The man accused of killing British Member of Parliament Jo Cox appeared in a London court today, where he was formally charged with murder.

When he was asked to give his name, Thomas Mair used the opportunity to say "Death to traitors, freedom for Britain."

The brutal killing has shocked the U.K. The 41-year-old Labour Party MP and former aid worker was fatally stabbed and shot in a village near Leeds on Thursday before a scheduled drop-in session with her constituents, as The Two-Way reported.

Mair, 52, was arrested shortly after the attack, as NPR's Peter Kenyon tells our Newscast unit. "Police say they're following two primary lines of inquiry – into Mair's mental condition and into his alleged ties to far-right nationalist and neo-Nazi groups," Peter adds.

Mair repeated the nationalist slogan twice and "and did not reply when asked to confirm his address and date of birth," the BBC reported. Mair also faces charges of grave bodily harm, "possession of a firearm with intent to commit an indictable offense and possession of an offensive weapon," according to the BBC.

The suspect has not yet entered a plea and was taken back into custody after Saturday's appearance, The Guardian reported. Deputy chief magistrate Emma Arbuthnot "suggested that a psychiatric report be prepared," the newspaper adds. She said: "Bearing in mind the name he has just given, he ought to be seen by a psychiatrist."

U.K. voters are set to go to the polls on June 23 to decide whether or not to remain in the European Union – and both sides halted campaigning after Cox was killed. As the Guardian reported, both sides have agreed "not to hold events until Sunday at the earliest." Cox herself was a vocal supporter of remaining in the EU.
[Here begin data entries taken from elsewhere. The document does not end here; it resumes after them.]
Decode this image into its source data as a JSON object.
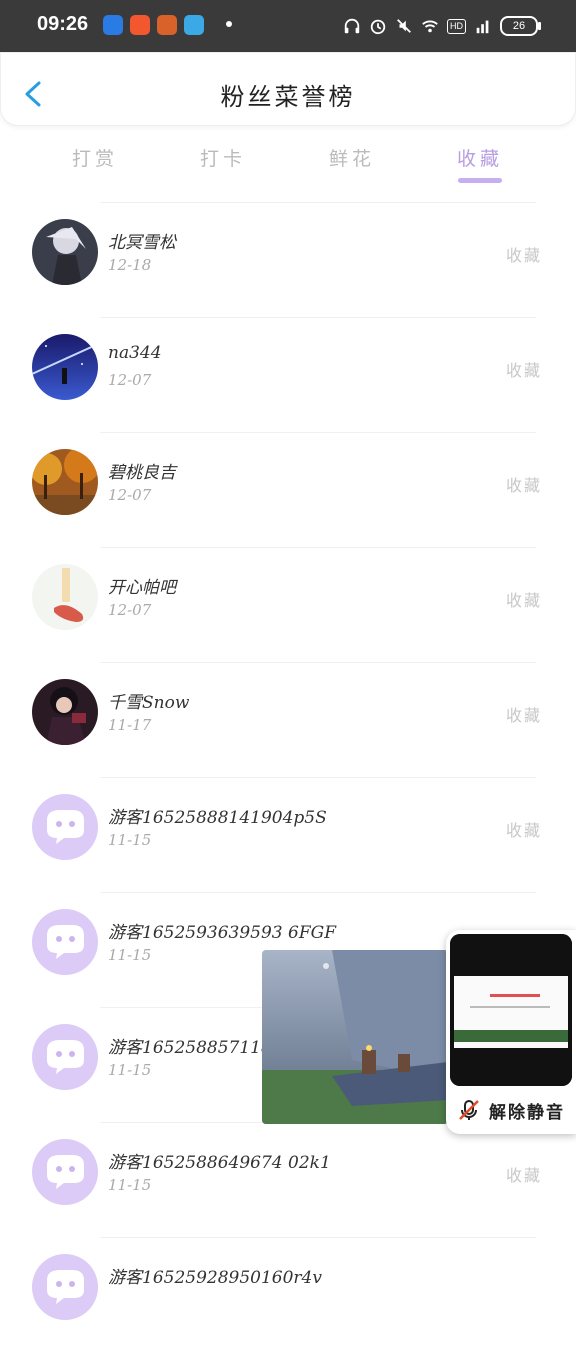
{
  "status_bar": {
    "time": "09:26",
    "hd": "HD",
    "network": "5G",
    "battery": "26"
  },
  "header": {
    "title": "粉丝菜誉榜"
  },
  "tabs": [
    "打赏",
    "打卡",
    "鲜花",
    "收藏"
  ],
  "active_tab": "收藏",
  "fans": [
    {
      "name": "北冥雪松",
      "date": "12-18",
      "action": "收藏",
      "avatar": "anime-character-white-hair"
    },
    {
      "name": "na344",
      "date": "12-07",
      "action": "收藏",
      "avatar": "night-sky-figure"
    },
    {
      "name": "碧桃良吉",
      "date": "12-07",
      "action": "收藏",
      "avatar": "autumn-trees"
    },
    {
      "name": "开心帕吧",
      "date": "12-07",
      "action": "收藏",
      "avatar": "red-shoe-sketch"
    },
    {
      "name": "千雪Snow",
      "date": "11-17",
      "action": "收藏",
      "avatar": "anime-character-dark"
    },
    {
      "name": "游客16525888141904p5S",
      "date": "11-15",
      "action": "收藏",
      "avatar": "default-chat-bubble"
    },
    {
      "name": "游客1652593639593 6FGF",
      "date": "11-15",
      "action": "收藏",
      "avatar": "default-chat-bubble"
    },
    {
      "name": "游客165258857118",
      "date": "11-15",
      "action": "收藏",
      "avatar": "default-chat-bubble"
    },
    {
      "name": "游客1652588649674 02k1",
      "date": "11-15",
      "action": "收藏",
      "avatar": "default-chat-bubble"
    },
    {
      "name": "游客16525928950160r4v",
      "date": "",
      "action": "",
      "avatar": "default-chat-bubble"
    }
  ],
  "floating": {
    "unmute_label": "解除静音"
  },
  "colors": {
    "accent": "#c6aef0",
    "default_avatar": "#dccbf7",
    "status_bar": "#3a3a3a"
  }
}
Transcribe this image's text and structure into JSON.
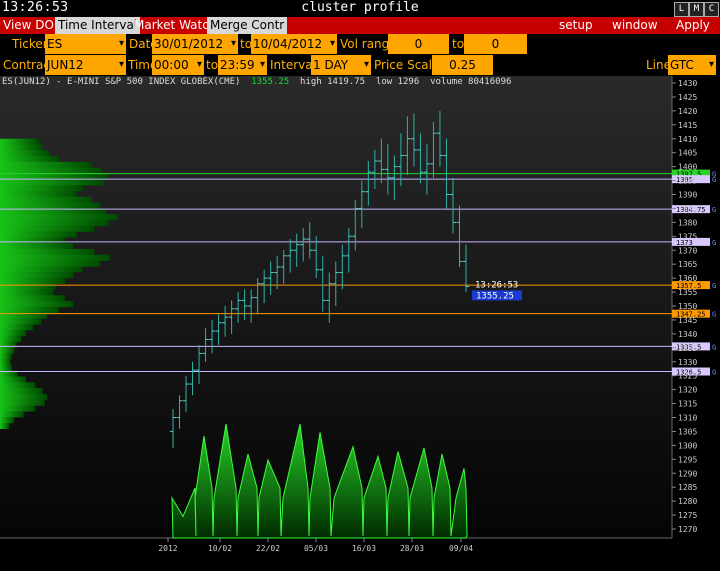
{
  "window": {
    "clock": "13:26:53",
    "title": "cluster profile",
    "buttons": [
      "L",
      "M",
      "C"
    ]
  },
  "menu": {
    "left": [
      "View DOM",
      "Time Interval",
      "Market Watch",
      "Merge Contr"
    ],
    "active": "Time Interval",
    "right": [
      "setup",
      "window",
      "Apply"
    ]
  },
  "controls": {
    "ticker_label": "Ticker",
    "ticker": "ES",
    "date_label": "Date",
    "date_from": "30/01/2012",
    "date_to_label": "to",
    "date_to": "10/04/2012",
    "vol_range_label": "Vol range",
    "vol_from": "0",
    "vol_to_label": "to",
    "vol_to": "0",
    "contract_label": "Contract",
    "contract": "JUN12",
    "time_label": "Time",
    "time_from": "00:00",
    "time_to_label": "to",
    "time_to": "23:59",
    "interval_label": "Interval",
    "interval": "1 DAY",
    "price_scale_label": "Price Scale",
    "price_scale": "0.25",
    "line_label": "Line",
    "line": "GTC"
  },
  "chart_data": {
    "type": "candlestick",
    "symbol": "ES(JUN12) - E-MINI S&P 500 INDEX GLOBEX(CME)",
    "last": "1355.25",
    "high_label": "high 1419.75",
    "low_label": "low 1296",
    "volume_label": "volume 80416096",
    "y_range": [
      1268,
      1432
    ],
    "y_ticks": [
      1430,
      1425,
      1420,
      1415,
      1410,
      1405,
      1400,
      1395,
      1390,
      1385,
      1380,
      1375,
      1370,
      1365,
      1360,
      1355,
      1350,
      1345,
      1340,
      1335,
      1330,
      1325,
      1320,
      1315,
      1310,
      1305,
      1300,
      1295,
      1290,
      1285,
      1280,
      1275,
      1270
    ],
    "x_labels": [
      "2012",
      "10/02",
      "22/02",
      "05/03",
      "16/03",
      "28/03",
      "09/04"
    ],
    "price_lines": [
      {
        "label": "1397.5",
        "value": 1397.5,
        "color": "#2ad52a",
        "tag_bg": "#2ad52a"
      },
      {
        "label": "1395",
        "value": 1395.5,
        "color": "#c9b4ff",
        "tag_bg": "#d9c8ff"
      },
      {
        "label": "1384.75",
        "value": 1384.75,
        "color": "#c9b4ff",
        "tag_bg": "#d9c8ff"
      },
      {
        "label": "1373",
        "value": 1373,
        "color": "#c9b4ff",
        "tag_bg": "#d9c8ff"
      },
      {
        "label": "1357.5",
        "value": 1357.5,
        "color": "#ff9900",
        "tag_bg": "#ff9900"
      },
      {
        "label": "1347.25",
        "value": 1347.25,
        "color": "#ff9900",
        "tag_bg": "#ff9900"
      },
      {
        "label": "1335.5",
        "value": 1335.5,
        "color": "#c9b4ff",
        "tag_bg": "#d9c8ff"
      },
      {
        "label": "1326.5",
        "value": 1326.5,
        "color": "#c9b4ff",
        "tag_bg": "#d9c8ff"
      }
    ],
    "line_flag": "G",
    "cursor_time": "13:26:53",
    "cursor_price": "1355.25",
    "candles": [
      [
        1305,
        1313,
        1299,
        1310
      ],
      [
        1310,
        1318,
        1306,
        1316
      ],
      [
        1316,
        1325,
        1312,
        1322
      ],
      [
        1322,
        1330,
        1318,
        1327
      ],
      [
        1327,
        1336,
        1322,
        1333
      ],
      [
        1333,
        1342,
        1330,
        1338
      ],
      [
        1338,
        1345,
        1333,
        1341
      ],
      [
        1341,
        1347,
        1336,
        1344
      ],
      [
        1344,
        1350,
        1339,
        1346
      ],
      [
        1346,
        1352,
        1340,
        1349
      ],
      [
        1349,
        1355,
        1344,
        1352
      ],
      [
        1352,
        1356,
        1345,
        1350
      ],
      [
        1350,
        1356,
        1344,
        1353
      ],
      [
        1353,
        1360,
        1347,
        1358
      ],
      [
        1358,
        1363,
        1351,
        1360
      ],
      [
        1360,
        1366,
        1354,
        1362
      ],
      [
        1362,
        1368,
        1356,
        1364
      ],
      [
        1364,
        1370,
        1358,
        1368
      ],
      [
        1368,
        1374,
        1362,
        1370
      ],
      [
        1370,
        1376,
        1364,
        1372
      ],
      [
        1372,
        1378,
        1366,
        1374
      ],
      [
        1374,
        1380,
        1367,
        1370
      ],
      [
        1370,
        1375,
        1360,
        1363
      ],
      [
        1363,
        1368,
        1348,
        1352
      ],
      [
        1352,
        1362,
        1344,
        1358
      ],
      [
        1358,
        1366,
        1350,
        1362
      ],
      [
        1362,
        1372,
        1356,
        1368
      ],
      [
        1368,
        1378,
        1362,
        1375
      ],
      [
        1375,
        1388,
        1370,
        1385
      ],
      [
        1385,
        1395,
        1378,
        1391
      ],
      [
        1391,
        1402,
        1386,
        1398
      ],
      [
        1398,
        1406,
        1392,
        1402
      ],
      [
        1402,
        1410,
        1394,
        1399
      ],
      [
        1399,
        1408,
        1390,
        1396
      ],
      [
        1396,
        1404,
        1388,
        1400
      ],
      [
        1400,
        1412,
        1393,
        1404
      ],
      [
        1404,
        1418,
        1397,
        1410
      ],
      [
        1410,
        1419,
        1400,
        1406
      ],
      [
        1406,
        1412,
        1394,
        1398
      ],
      [
        1398,
        1408,
        1390,
        1401
      ],
      [
        1401,
        1416,
        1396,
        1412
      ],
      [
        1412,
        1420,
        1400,
        1404
      ],
      [
        1404,
        1410,
        1385,
        1390
      ],
      [
        1390,
        1396,
        1376,
        1380
      ],
      [
        1380,
        1386,
        1364,
        1366
      ],
      [
        1366,
        1372,
        1355,
        1357
      ]
    ],
    "volume_profile": [
      0.33,
      0.36,
      0.42,
      0.5,
      0.78,
      0.86,
      0.92,
      0.88,
      0.7,
      0.65,
      0.78,
      0.85,
      0.9,
      1.0,
      0.92,
      0.8,
      0.65,
      0.55,
      0.62,
      0.8,
      0.93,
      0.85,
      0.7,
      0.62,
      0.55,
      0.47,
      0.45,
      0.55,
      0.62,
      0.5,
      0.4,
      0.35,
      0.28,
      0.22,
      0.18,
      0.14,
      0.12,
      0.1,
      0.09,
      0.1,
      0.15,
      0.22,
      0.3,
      0.36,
      0.4,
      0.38,
      0.3,
      0.2,
      0.12,
      0.08
    ]
  }
}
"Cox's killing has sparked calls to examine security arrangements for MPs, and growing concern over the harsh edge appearing in British politics as the EU referendum debate has gone on," as Peter reports.

In an opinion piece in the Guardian, former British Prime Minister Gordon Brown said that "only by tackling the prejudice and hate that killed her can we do justice to the meaning of Jo Cox's life." Here's more from Brown:

"Unless we strive for a culture of respect to replace a culture that does too little to challenge prejudice, we will be learning nothing from what happened to Jo. We have to be honest that calling for tolerance, while welcome, is not enough: we cannot just revert back to a status quo still filled with prejudice and discrimination without recognising the hurt that has been done and the need to address these injustices head on."

Meanwhile, tributes to Cox are appearing around the country. Cox's sister Kim Leadbeater appeared at the scene of one tribute on Saturday and spoke to the crowd:

"For now, our family is broken. But we will mend over time, and we will never let Jo leave our lives. She will live on through all the good people in the world – through [her husband] Brendan, through us, and through her truly wonderful children, who will always know what an utterly amazing woman their mother was. She was a human being, and she was perfect."Copyright 2016 NPR. To see more, visit